Bushell JE, Dawson SM and Webster MM (2015). Clinical relevance of foam rolling on hip extension angle in a functional lunge position. Journal of Strength and Conditioning Research, 29(9):2397-403. DOI: 10.1519/JSC.0000000000000888.
Cheatham SW, Kolber MJ, Cain M and Lee M (2015). The effects of self-myofascial using a foam roll or roller massage on join range of motion, muscle recovery, and performance: a systematic review. International Journal of Sports Physical Therapy, 10(6):827-838.
Curran PF, Fiore RD and Crisco JJ (2008). A comparison of the pressure exerted on soft tissue by 2 myofascial rollers. Journal of Sport Rehabilitation, 17(4):432-442. DOI: 10.1123/jsr.17.4.432.
Halperin I, Aboodarda SJ, Button DC, Andersen LL and Behm DG (2014). Roller massager improves range of motion of plantar flexor muscles without subsequent decreases in force parameters. International Journal of Sports Physical Therapy, 9(1):92-102.
Healey KC, Hatfield DL, Blanpied P, Dorfman LR and Riebe D (2014). The effects of myofascial release with foam rolling on performance. Journal of Strength and Conditioning Research, 28(1):61-68. DOI: 10.1519/JSC.0b013e3182956569.
Jay K, Sundstrup E, Søndergaard SD, Behm D, Brandt M, Særvoll CA, Jakobsen MD and Andersen LL (2014). Specific and cross over effects of massage for muscle soreness: randomized controlled trial. International Journal of Sports Physical Therapy, 9(1):82-91.
Peacock CA, Krein DD, Silver TA, Sanders GJ and von Carlowitz KPA (2014). An acute bout of self-myofascial release in the form of foam rolling improves performance testing.

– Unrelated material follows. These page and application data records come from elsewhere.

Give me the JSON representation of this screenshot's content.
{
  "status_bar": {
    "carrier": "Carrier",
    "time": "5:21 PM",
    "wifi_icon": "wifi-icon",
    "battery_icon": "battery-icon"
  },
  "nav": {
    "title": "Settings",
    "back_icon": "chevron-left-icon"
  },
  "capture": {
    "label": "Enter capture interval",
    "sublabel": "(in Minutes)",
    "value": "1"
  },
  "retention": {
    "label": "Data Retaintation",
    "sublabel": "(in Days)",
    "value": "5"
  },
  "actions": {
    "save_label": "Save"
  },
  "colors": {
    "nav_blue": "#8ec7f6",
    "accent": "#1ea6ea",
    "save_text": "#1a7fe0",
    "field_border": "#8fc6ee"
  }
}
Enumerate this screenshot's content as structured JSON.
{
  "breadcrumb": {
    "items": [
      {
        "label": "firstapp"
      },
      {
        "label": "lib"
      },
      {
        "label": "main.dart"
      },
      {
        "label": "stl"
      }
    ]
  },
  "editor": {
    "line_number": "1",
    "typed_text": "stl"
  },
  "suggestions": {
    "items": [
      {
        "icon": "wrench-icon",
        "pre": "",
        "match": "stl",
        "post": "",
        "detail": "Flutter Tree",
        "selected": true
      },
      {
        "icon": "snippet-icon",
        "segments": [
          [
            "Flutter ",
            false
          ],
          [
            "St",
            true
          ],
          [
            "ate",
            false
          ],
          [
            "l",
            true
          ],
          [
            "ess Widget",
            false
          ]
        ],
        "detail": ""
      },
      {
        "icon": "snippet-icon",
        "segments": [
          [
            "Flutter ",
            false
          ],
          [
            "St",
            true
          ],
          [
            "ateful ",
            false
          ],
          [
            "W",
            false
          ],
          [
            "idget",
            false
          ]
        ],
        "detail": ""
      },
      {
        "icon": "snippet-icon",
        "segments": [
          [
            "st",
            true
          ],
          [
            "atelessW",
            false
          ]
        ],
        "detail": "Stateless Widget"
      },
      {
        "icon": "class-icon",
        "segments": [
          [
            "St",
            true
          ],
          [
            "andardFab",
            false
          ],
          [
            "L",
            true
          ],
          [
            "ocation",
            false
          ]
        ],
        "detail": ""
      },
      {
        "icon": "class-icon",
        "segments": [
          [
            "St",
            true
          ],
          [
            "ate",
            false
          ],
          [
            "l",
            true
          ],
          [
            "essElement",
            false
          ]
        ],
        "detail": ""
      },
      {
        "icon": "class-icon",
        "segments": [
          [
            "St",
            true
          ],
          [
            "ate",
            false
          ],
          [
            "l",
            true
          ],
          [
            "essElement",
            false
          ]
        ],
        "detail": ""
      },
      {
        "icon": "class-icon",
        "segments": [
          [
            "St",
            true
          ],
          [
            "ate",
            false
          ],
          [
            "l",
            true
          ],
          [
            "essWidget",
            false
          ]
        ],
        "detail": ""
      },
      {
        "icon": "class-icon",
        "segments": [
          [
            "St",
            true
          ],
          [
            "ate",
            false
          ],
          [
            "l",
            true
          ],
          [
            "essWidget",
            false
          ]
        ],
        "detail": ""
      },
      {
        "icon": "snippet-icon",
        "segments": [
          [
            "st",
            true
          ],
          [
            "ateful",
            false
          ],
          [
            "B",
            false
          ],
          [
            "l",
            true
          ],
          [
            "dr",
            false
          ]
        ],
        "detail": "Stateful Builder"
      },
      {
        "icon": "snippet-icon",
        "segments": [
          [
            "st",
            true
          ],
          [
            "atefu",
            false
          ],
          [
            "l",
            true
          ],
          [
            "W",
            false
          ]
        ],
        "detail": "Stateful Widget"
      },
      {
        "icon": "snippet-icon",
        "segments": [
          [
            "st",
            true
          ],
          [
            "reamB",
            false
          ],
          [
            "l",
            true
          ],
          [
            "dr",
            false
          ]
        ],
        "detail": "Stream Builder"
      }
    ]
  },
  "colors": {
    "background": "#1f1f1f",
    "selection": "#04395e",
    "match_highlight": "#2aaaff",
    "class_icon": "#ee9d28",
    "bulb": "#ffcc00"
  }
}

International Journal of Exercise Science, 7(3):202-211.
MacDonald GZ, Button DC, Drinkwater EJ and Behm DG (2014). Foam rolling as a recovery tool after an intense bout of physical activity. Medicine and Science in Sports and Exercise, 46(1):131-142. DOI: 10.1249/MSS.0b013e3182a123db.
Mauntel TC, Clark MA and Padua DA (2014). Effectiveness of myofascial release therapies on physical performance measurements: a systematic review. Athletic Training and Sports Health Care, 6(4):189-196. DOI: 10.3928/19425864-20140717-02.